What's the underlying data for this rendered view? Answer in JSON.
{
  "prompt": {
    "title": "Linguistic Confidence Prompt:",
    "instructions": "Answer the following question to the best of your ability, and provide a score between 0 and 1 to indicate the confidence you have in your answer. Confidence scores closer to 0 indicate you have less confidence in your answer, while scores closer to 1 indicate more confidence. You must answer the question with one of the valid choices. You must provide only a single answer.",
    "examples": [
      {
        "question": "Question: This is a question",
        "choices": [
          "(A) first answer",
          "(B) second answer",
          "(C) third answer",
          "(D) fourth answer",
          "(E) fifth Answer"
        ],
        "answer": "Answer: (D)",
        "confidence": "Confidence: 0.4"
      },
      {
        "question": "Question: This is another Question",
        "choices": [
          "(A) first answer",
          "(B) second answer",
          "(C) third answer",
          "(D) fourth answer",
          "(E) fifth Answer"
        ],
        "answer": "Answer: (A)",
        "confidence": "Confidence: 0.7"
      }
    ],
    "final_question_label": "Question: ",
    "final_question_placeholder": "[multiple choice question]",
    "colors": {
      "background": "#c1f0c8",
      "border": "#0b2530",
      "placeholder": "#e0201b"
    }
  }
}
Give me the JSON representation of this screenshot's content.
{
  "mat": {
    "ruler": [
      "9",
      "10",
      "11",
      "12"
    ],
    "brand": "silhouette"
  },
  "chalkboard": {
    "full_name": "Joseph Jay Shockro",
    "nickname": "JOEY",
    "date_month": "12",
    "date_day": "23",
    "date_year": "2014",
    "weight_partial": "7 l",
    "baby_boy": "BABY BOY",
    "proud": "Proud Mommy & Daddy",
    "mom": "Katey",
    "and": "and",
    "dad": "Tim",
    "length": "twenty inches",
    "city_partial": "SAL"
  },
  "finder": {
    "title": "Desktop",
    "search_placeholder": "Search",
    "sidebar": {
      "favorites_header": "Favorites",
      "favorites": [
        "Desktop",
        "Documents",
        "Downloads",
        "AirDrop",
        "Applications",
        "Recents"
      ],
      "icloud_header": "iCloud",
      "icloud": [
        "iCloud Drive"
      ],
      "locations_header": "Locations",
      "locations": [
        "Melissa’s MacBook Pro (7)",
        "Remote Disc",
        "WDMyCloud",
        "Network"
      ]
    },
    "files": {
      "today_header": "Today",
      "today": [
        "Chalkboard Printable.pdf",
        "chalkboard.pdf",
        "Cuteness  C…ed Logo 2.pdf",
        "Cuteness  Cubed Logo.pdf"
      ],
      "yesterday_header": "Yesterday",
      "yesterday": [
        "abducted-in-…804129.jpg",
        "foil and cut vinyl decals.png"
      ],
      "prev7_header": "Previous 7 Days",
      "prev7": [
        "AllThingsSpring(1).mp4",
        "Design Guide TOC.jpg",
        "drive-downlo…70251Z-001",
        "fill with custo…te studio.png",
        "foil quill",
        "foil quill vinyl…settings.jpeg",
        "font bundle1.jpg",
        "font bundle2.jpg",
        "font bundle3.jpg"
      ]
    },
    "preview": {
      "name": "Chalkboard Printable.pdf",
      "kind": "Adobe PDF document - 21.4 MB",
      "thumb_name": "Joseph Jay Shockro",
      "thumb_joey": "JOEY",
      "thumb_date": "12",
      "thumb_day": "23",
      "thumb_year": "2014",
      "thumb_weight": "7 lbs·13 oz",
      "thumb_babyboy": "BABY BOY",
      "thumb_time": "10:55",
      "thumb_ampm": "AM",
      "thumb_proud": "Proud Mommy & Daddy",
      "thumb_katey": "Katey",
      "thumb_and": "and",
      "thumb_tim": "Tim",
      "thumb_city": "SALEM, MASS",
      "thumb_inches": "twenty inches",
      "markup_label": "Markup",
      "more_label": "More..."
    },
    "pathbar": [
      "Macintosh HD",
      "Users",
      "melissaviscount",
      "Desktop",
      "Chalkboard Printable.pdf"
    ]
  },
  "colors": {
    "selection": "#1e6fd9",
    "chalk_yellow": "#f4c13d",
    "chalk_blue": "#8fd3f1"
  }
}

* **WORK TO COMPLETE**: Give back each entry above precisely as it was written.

* **YOUR SOLUTION**:
What's the underlying data for this rendered view? Answer in JSON.
{
  "prompt": {
    "title": "Linguistic Confidence Prompt:",
    "instructions": "Answer the following question to the best of your ability, and provide a score between 0 and 1 to indicate the confidence you have in your answer. Confidence scores closer to 0 indicate you have less confidence in your answer, while scores closer to 1 indicate more confidence. You must answer the question with one of the valid choices. You must provide only a single answer.",
    "examples": [
      {
        "question": "Question: This is a question",
        "choices": [
          "(A) first answer",
          "(B) second answer",
          "(C) third answer",
          "(D) fourth answer",
          "(E) fifth Answer"
        ],
        "answer": "Answer: (D)",
        "confidence": "Confidence: 0.4"
      },
      {
        "question": "Question: This is another Question",
        "choices": [
          "(A) first answer",
          "(B) second answer",
          "(C) third answer",
          "(D) fourth answer",
          "(E) fifth Answer"
        ],
        "answer": "Answer: (A)",
        "confidence": "Confidence: 0.7"
      }
    ],
    "final_question_label": "Question: ",
    "final_question_placeholder": "[multiple choice question]",
    "colors": {
      "background": "#c1f0c8",
      "border": "#0b2530",
      "placeholder": "#e0201b"
    }
  }
}
Give me the JSON representation of this screenshot's content.
{
  "mat": {
    "ruler": [
      "9",
      "10",
      "11",
      "12"
    ],
    "brand": "silhouette"
  },
  "chalkboard": {
    "full_name": "Joseph Jay Shockro",
    "nickname": "JOEY",
    "date_month": "12",
    "date_day": "23",
    "date_year": "2014",
    "weight_partial": "7 l",
    "baby_boy": "BABY BOY",
    "proud": "Proud Mommy & Daddy",
    "mom": "Katey",
    "and": "and",
    "dad": "Tim",
    "length": "twenty inches",
    "city_partial": "SAL"
  },
  "finder": {
    "title": "Desktop",
    "search_placeholder": "Search",
    "sidebar": {
      "favorites_header": "Favorites",
      "favorites": [
        "Desktop",
        "Documents",
        "Downloads",
        "AirDrop",
        "Applications",
        "Recents"
      ],
      "icloud_header": "iCloud",
      "icloud": [
        "iCloud Drive"
      ],
      "locations_header": "Locations",
      "locations": [
        "Melissa’s MacBook Pro (7)",
        "Remote Disc",
        "WDMyCloud",
        "Network"
      ]
    },
    "files": {
      "today_header": "Today",
      "today": [
        "Chalkboard Printable.pdf",
        "chalkboard.pdf",
        "Cuteness  C…ed Logo 2.pdf",
        "Cuteness  Cubed Logo.pdf"
      ],
      "yesterday_header": "Yesterday",
      "yesterday": [
        "abducted-in-…804129.jpg",
        "foil and cut vinyl decals.png"
      ],
      "prev7_header": "Previous 7 Days",
      "prev7": [
        "AllThingsSpring(1).mp4",
        "Design Guide TOC.jpg",
        "drive-downlo…70251Z-001",
        "fill with custo…te studio.png",
        "foil quill",
        "foil quill vinyl…settings.jpeg",
        "font bundle1.jpg",
        "font bundle2.jpg",
        "font bundle3.jpg"
      ]
    },
    "preview": {
      "name": "Chalkboard Printable.pdf",
      "kind": "Adobe PDF document - 21.4 MB",
      "thumb_name": "Joseph Jay Shockro",
      "thumb_joey": "JOEY",
      "thumb_date": "12",
      "thumb_day": "23",
      "thumb_year": "2014",
      "thumb_weight": "7 lbs·13 oz",
      "thumb_babyboy": "BABY BOY",
      "thumb_time": "10:55",
      "thumb_ampm": "AM",
      "thumb_proud": "Proud Mommy & Daddy",
      "thumb_katey": "Katey",
      "thumb_and": "and",
      "thumb_tim": "Tim",
      "thumb_city": "SALEM, MASS",
      "thumb_inches": "twenty inches",
      "markup_label": "Markup",
      "more_label": "More..."
    },
    "pathbar": [
      "Macintosh HD",
      "Users",
      "melissaviscount",
      "Desktop",
      "Chalkboard Printable.pdf"
    ]
  },
  "colors": {
    "selection": "#1e6fd9",
    "chalk_yellow": "#f4c13d",
    "chalk_blue": "#8fd3f1"
  }
}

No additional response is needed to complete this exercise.